The role isn’t glamorous, it’s barely recognizable to those who hunt box scores. But those who have ever played with a glue guy, can attest that it is invaluable to have one on your team.
The Brysons took that role. And owned it.
From the beginning Eric was a contributor. Averaging 20 minutes a game as a freshman Eric’s effort, hustle and defense is what found him his way onto the court.
In his second season, Eric picked up right where he left off. Leading the team in minutes and scoring almost nine points per game on an efficient 54 percent from the field, still matching up with the other team’s premiere offensive talent every night.
Oh, and he won a national championship.
As a junior Eric again lead the Warhawks in minutes and despite being listed at 6’2” he was second on the team in rebounding.
In 2014, in his final year as a Warhawk, Eric added the three point shot to his game, leading the team in three point shots made, while keeping up his nightly defensive assignments.
Eric earned all-WIAC defensive honors both junior and senior years for his work on that end of the court.
Drew was a freshman that season and proceeded to follow right in the footsteps of his older brother.
“I knew that if I wasn’t going Division I that I was coming to Whitewater,” Drew Bryson said. “I’ve been here for Eric’s games, and I knew this is where I wanted to play. It was really a place for my whole family, my parents have been coming to Whitewater basketball games for seven years now.”
Winning a national championship his first year on campus, Drew had a role to fill, one his brother had already carved out for him.
“Eric was our glue guy for 4 years,” head coach Pat Miller said. “Drew plays the same way.
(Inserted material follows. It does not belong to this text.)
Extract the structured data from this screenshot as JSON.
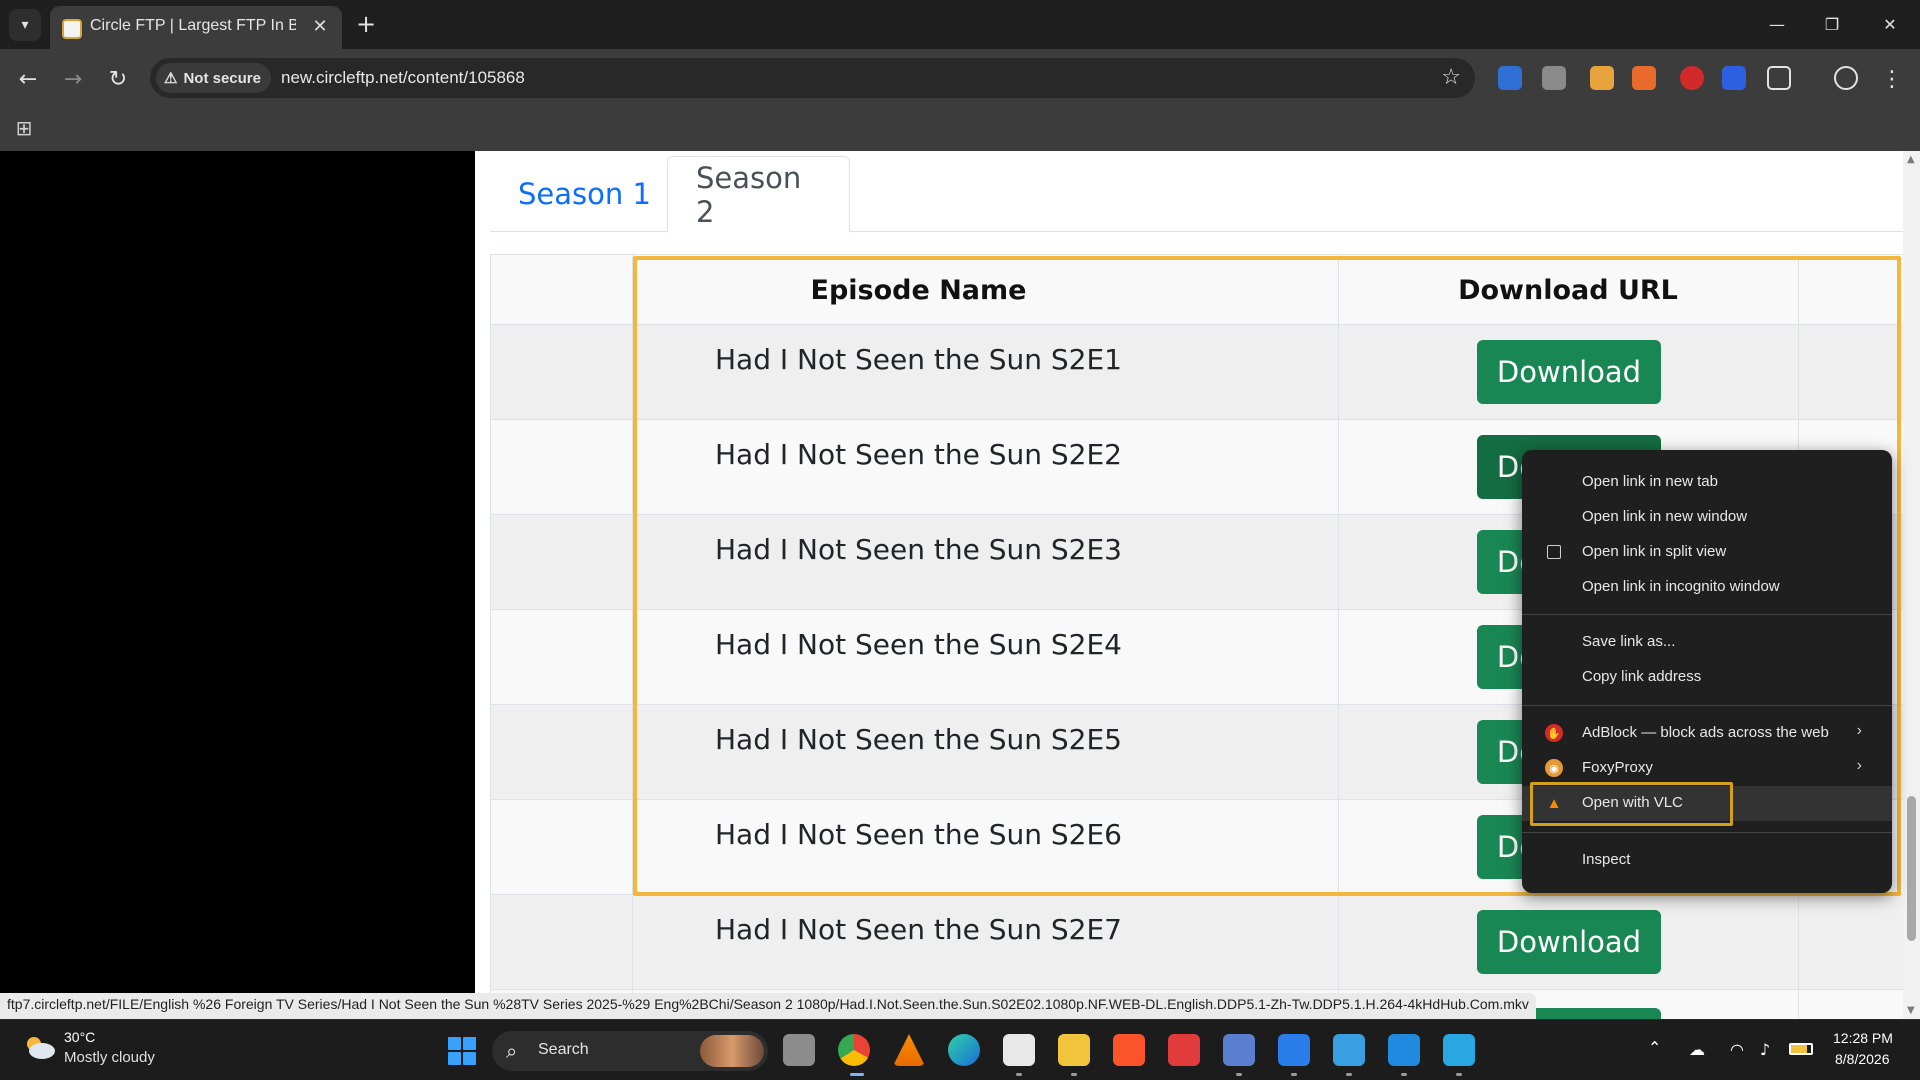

They give everything on the defense and take on the opposing team’s number one. Once Eric left, we were able to plug Drew in to take his place.”
Drew has been able to do that, flourishing in his role as the, get-in-the-shorts-of-the-other-team’s-best-player, guy.
The two brothers took the same route geographically, but also took the same route to get time on the court.
Elkhorn’s varsity basketball coach during Eric and Drew’s tenure was John Handel, and to this day he raves about the players the Brysons were.
“Our program in high school really focused on defense and rebounding,” Handel said. “We face-guarded the other team’s best player, and really made it a big deal for that guy that he had the biggest challenge that night. Both Eric and Drew were hard working, athletic, and knew how to play, which led to them being easy choices to take on that challenge.”
What the Brysons do doesn’t jump off the statsheet. Eric averaged 8.5 points per game, 3.6
rebounds and just about 1 steal over the course of his career. Drew averaged about the same recording 4.1 points, snatching 2.5 rebounds and ripping a steal a game.
But what they do outside the box score is what separates them from the pack.
“You need guys to set the culture,” Miller said. “Every program has a culture and it is guys like Drew and Eric, who give everything everyday and compete everyday that set the culture for our program.”
The sports culture at UW-Whitewater is winning. Doing it the Brysons’ way epitomizes the culture they’ve created.
“As people, you won’t find any better,” Handel said. “Exactly what you’d want in teammates. Two of the best guys I’ve had the pleasure of coaching, and two great people.”
So next time you think about heading to shoot some hoops, find your glue guy. If you ask anyone who’ve played basketball at UW-Whitewater for the past seven years, they’ll tell you how important it is to find your Bryson.